Campus researchers will create a center devoted to developing medical robots that can complete repetitive surgical tasks, allowing human surgeons to focus on more complex operations.
The Center for Automation and Learning for Medical Robotics was co-founded by campus electrical engineering and computer sciences professors Ken Goldberg and Pieter Abbeel and postdoctoral researcher Sachin Patil. With funding from the National Science Foundation and two private donors, the center will open in November. The center will focus on robot-assisted surgery, although several other projects include steerable surgical needles and cloud-based collaborative robot learning.
Goldberg, who will direct the center, said the research is opening the door to machine-automated surgery.
“For a long time, surgeons were like pedestrians — they did everything manually,” Goldberg said. “A car made it easier to get around, but it still had a human driver. And that’s what we mean when we say ‘robot.’ ”
Goldberg added that robots can handle “tedious” surgical tasks such as cutting and suturing so that surgeons can be more alert for the critical parts of the operation. He said a surgeon may perform suboptimally while trying to complete a repetitive task.
The center trains a surgical robot, called da Vinci, to complete tasks autonomously. The da Vinci robot currently used in operations is controlled by a human surgeon. Goldberg said a future application of this technology could be completing surgeries remotely, for example in a difficult-to-access developing nation.
Stanford University associate professor of mechanical engineering Allison Okamura, who has collaborated with Goldberg and Abbeel, said the challenge with autonomous robots is ensuring that their behaviors are predictable.

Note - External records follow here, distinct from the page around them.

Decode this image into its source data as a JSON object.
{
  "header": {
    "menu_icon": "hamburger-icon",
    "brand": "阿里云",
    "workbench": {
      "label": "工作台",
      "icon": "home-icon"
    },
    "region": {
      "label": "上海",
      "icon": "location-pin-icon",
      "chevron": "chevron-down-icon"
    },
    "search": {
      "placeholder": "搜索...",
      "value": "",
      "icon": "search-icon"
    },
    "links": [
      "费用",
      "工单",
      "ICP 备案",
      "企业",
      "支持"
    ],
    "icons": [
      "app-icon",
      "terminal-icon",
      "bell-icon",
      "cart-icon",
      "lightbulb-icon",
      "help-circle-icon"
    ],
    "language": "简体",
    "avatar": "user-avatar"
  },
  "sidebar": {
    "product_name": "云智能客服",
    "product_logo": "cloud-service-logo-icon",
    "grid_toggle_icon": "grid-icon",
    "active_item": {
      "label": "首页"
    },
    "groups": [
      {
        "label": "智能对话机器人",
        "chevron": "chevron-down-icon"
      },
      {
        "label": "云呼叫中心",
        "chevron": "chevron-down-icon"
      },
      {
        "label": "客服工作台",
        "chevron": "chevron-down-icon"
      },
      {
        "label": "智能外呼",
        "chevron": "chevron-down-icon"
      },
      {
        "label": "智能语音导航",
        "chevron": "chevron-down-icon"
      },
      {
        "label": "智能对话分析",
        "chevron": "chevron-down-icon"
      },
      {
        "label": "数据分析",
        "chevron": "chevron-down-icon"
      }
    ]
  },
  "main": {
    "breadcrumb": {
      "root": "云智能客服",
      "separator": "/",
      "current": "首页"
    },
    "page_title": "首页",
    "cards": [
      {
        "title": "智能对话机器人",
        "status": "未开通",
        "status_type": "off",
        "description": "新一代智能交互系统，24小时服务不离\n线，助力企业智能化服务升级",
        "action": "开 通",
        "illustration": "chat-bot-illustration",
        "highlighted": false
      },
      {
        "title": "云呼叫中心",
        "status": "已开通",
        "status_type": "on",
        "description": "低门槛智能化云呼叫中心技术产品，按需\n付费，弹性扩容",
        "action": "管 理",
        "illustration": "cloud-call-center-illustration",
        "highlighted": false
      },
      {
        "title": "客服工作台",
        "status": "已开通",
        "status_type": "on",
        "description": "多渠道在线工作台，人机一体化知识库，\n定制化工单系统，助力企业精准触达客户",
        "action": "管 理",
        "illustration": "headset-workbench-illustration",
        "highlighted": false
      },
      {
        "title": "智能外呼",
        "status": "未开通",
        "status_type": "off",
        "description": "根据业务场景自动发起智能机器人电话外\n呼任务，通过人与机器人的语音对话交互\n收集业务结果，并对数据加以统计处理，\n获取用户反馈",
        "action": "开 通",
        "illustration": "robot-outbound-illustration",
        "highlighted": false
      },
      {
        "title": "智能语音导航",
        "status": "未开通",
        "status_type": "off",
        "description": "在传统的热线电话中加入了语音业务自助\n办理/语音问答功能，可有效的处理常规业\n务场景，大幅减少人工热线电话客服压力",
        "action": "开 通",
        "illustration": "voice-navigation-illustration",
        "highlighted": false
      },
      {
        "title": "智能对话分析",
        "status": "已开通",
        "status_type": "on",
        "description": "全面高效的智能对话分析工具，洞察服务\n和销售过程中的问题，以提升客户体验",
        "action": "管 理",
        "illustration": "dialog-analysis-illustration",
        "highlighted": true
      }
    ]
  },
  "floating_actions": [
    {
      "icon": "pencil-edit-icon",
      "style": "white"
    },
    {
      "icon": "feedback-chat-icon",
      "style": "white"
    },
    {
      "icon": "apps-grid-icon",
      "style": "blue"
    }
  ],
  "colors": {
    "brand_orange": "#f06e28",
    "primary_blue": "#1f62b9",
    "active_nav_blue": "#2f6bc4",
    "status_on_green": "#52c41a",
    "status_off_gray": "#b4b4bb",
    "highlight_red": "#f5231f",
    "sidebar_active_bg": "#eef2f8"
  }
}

While aspects of procedures involving bone, such as hip or knee replacements, can be performed by the robots without supervision, soft-tissue operations have not been possible. The center released a video in October showing a breakthrough in which the da Vinci robot completes automated tasks on soft-tissue materials after observing human-controlled demonstrations.
Patil, who serves as executive director, notes that it is far easier for robots to handle “rigid” materials than substances with human-tissue-like consistency.
Abbeel said the more “variability” and more “uncertainty” concerning soft, “deformable” tissue in a surgical environment, the more difficult it becomes for them to program a robot to respond. He said that programming a robot to complete specific maneuvers becomes difficult and that teaching the robot to observe the world and adapt its motions accordingly is more effective.
Goldberg hopes the center will allow the research to establish a stronger identity and focus.
“(The center) becomes like a magnet for all kinds of top people, and that’s really our primary goal, because it can accelerate the research, and help us grow,” Goldberg said.